- [Problem details]
For the data below, the lines that hold "handle" should be counted; only the resulting number is expected.

-- Dataset content follows --

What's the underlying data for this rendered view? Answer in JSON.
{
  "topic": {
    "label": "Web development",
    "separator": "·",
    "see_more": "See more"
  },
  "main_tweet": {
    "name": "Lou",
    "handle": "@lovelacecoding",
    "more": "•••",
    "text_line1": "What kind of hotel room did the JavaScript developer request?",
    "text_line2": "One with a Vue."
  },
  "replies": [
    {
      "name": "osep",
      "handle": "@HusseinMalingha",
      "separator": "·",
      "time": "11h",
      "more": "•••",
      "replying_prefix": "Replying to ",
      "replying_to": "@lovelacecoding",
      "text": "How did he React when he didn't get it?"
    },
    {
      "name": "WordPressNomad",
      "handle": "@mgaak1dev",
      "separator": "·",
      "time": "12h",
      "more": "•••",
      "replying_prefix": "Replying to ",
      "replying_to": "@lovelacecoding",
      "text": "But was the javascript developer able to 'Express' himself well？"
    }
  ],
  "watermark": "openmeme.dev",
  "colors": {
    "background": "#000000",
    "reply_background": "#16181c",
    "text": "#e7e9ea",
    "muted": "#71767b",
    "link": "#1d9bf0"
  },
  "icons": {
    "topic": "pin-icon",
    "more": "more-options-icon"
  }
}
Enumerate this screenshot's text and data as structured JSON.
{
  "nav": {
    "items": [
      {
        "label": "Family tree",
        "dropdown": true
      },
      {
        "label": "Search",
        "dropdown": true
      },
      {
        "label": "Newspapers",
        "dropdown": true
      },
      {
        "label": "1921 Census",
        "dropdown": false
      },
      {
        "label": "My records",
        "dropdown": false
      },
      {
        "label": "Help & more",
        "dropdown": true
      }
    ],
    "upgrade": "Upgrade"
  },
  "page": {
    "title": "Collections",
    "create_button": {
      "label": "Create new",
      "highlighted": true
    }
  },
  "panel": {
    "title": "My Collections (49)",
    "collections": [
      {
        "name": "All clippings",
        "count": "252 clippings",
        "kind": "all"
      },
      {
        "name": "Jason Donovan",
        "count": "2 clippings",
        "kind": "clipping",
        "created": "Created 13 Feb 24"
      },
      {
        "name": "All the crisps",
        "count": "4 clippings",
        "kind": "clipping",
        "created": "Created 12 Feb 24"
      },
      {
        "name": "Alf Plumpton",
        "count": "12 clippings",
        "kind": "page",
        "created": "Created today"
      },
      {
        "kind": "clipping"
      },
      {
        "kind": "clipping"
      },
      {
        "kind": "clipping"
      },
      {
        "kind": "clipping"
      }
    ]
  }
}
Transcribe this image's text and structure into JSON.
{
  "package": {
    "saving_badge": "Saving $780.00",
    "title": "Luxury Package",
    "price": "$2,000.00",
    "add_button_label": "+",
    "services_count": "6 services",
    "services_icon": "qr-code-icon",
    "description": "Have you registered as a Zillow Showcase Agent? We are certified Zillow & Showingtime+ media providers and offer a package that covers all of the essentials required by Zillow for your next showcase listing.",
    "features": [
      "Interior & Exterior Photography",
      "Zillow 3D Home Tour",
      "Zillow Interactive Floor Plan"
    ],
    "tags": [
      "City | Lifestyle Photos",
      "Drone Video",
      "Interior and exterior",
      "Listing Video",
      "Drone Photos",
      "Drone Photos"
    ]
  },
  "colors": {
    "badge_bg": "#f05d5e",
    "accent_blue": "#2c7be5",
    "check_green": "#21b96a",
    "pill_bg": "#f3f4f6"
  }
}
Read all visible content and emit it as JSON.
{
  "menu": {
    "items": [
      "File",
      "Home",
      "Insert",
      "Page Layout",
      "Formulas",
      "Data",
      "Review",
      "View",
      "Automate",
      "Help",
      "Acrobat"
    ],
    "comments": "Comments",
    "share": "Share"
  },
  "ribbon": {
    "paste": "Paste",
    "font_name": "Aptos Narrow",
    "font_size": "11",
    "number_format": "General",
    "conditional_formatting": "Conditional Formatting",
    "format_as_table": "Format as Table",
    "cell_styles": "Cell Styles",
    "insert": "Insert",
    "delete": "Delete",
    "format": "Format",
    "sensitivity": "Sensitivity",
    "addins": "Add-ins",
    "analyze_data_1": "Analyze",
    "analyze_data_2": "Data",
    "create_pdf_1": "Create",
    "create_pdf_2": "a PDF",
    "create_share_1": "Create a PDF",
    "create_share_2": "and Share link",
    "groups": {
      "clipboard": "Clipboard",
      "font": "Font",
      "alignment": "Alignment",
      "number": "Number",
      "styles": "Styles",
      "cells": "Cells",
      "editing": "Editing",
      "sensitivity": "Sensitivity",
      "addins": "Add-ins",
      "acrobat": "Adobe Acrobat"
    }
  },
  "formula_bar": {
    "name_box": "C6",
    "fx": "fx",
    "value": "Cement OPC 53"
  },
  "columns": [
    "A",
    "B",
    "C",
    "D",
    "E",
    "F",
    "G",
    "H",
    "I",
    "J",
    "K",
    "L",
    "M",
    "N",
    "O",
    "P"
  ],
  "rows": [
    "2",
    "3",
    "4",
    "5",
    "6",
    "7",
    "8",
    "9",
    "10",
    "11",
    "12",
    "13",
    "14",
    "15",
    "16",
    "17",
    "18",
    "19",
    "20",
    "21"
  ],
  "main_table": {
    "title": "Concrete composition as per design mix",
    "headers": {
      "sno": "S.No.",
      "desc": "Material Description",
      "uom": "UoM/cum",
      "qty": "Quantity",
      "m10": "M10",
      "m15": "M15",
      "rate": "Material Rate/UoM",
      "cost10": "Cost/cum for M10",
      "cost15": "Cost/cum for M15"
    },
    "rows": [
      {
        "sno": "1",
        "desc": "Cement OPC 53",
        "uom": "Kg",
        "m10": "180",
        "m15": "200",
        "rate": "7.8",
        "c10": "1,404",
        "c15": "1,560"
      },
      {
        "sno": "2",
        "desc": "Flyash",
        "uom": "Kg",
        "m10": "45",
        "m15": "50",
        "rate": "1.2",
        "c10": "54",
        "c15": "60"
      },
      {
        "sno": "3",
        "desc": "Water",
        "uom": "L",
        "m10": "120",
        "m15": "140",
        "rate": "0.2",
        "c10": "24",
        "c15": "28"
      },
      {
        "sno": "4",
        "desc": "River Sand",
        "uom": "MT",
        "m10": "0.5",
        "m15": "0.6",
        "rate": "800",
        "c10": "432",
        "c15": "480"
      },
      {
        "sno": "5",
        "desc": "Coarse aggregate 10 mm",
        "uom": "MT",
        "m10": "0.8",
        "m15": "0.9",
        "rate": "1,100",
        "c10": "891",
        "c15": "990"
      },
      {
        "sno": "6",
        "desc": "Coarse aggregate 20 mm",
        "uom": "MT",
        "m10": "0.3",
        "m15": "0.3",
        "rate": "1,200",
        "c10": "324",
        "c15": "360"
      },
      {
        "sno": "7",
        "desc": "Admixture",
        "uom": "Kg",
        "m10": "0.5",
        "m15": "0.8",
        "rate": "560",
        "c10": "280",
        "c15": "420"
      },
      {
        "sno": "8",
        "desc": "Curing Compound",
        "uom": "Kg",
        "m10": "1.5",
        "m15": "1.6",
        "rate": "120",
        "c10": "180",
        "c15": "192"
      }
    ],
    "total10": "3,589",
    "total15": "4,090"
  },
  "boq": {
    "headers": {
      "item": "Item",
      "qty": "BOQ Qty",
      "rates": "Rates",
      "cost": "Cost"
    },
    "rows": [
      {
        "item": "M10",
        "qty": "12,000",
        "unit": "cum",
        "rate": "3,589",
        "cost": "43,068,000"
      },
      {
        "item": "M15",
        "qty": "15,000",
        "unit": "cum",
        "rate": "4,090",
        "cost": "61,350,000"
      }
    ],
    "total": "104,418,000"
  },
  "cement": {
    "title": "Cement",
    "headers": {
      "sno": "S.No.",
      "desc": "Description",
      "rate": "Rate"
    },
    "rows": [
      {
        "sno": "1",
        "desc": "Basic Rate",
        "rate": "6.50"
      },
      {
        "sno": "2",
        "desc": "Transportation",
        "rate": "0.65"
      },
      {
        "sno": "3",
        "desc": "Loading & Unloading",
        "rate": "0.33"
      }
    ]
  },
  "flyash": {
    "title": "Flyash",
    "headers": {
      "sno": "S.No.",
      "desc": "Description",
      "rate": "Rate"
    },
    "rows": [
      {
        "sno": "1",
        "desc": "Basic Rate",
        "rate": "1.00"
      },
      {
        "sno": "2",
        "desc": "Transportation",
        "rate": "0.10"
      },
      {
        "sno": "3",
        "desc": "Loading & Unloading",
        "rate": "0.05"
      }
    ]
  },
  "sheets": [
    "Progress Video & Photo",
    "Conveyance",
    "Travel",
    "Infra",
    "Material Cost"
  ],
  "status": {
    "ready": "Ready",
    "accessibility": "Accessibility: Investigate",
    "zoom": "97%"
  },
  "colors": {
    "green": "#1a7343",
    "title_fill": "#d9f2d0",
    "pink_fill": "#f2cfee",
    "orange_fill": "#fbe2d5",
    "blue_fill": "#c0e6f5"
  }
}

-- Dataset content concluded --

- [Exercise solution]
3